What is required: Filter the records, keeping every line that has the string "eyebrow".

------ The data ------

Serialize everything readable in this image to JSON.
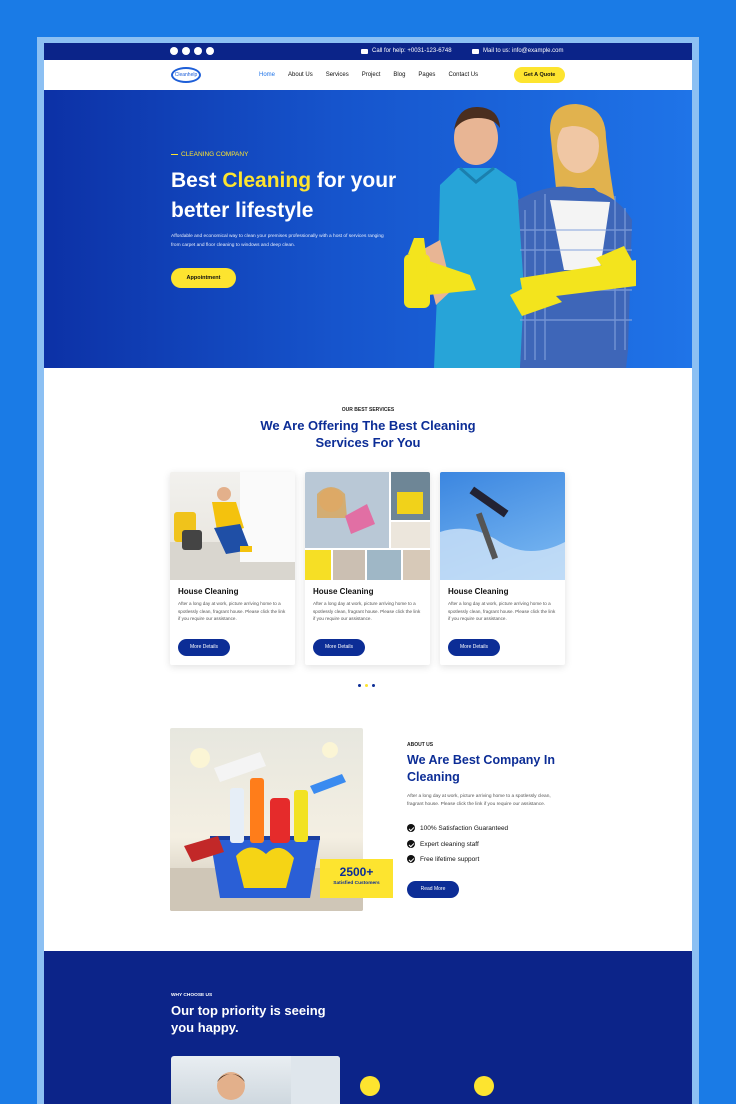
{
  "topbar": {
    "social_icons": [
      "facebook-icon",
      "instagram-icon",
      "twitter-icon",
      "dribbble-icon"
    ],
    "phone_text": "Call for help: +0031-123-6748",
    "mail_text": "Mail to us: info@example.com"
  },
  "nav": {
    "logo_text": "Cleanhelp",
    "items": [
      "Home",
      "About Us",
      "Services",
      "Project",
      "Blog",
      "Pages",
      "Contact Us"
    ],
    "active": "Home",
    "cta": "Get A Quote"
  },
  "hero": {
    "eyebrow": "CLEANING COMPANY",
    "title_part1": "Best ",
    "title_highlight": "Cleaning",
    "title_part2": " for your better lifestyle",
    "description": "Affordable and economical way to clean your premises professionally with a host of services ranging from carpet and floor cleaning to windows and deep clean.",
    "button": "Appointment"
  },
  "services": {
    "eyebrow": "OUR BEST SERVICES",
    "title": "We Are Offering The Best Cleaning Services For You",
    "cards": [
      {
        "title": "House Cleaning",
        "text": "After a long day at work, picture arriving home to a spotlessly clean, fragrant house. Please click the link if you require our assistance.",
        "button": "More Details"
      },
      {
        "title": "House Cleaning",
        "text": "After a long day at work, picture arriving home to a spotlessly clean, fragrant house. Please click the link if you require our assistance.",
        "button": "More Details"
      },
      {
        "title": "House Cleaning",
        "text": "After a long day at work, picture arriving home to a spotlessly clean, fragrant house. Please click the link if you require our assistance.",
        "button": "More Details"
      }
    ]
  },
  "about": {
    "eyebrow": "ABOUT US",
    "title": "We Are Best Company In Cleaning",
    "text": "After a long day at work, picture arriving home to a spotlessly clean, fragrant house. Please click the link if you require our assistance.",
    "features": [
      "100% Satisfaction Guaranteed",
      "Expert cleaning staff",
      "Free lifetime support"
    ],
    "badge_number": "2500+",
    "badge_label": "Satisfied Customers",
    "button": "Read More"
  },
  "why": {
    "eyebrow": "WHY CHOOSE US",
    "title": "Our top priority is seeing you happy."
  },
  "colors": {
    "brand_blue": "#0c2d96",
    "accent_yellow": "#fde42f",
    "hero_blue": "#1f74e8"
  }
}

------

Written solution:
    "eyebrow": "CLEANING COMPANY",
    "eyebrow": "OUR BEST SERVICES",
    "eyebrow": "ABOUT US",
    "eyebrow": "WHY CHOOSE US",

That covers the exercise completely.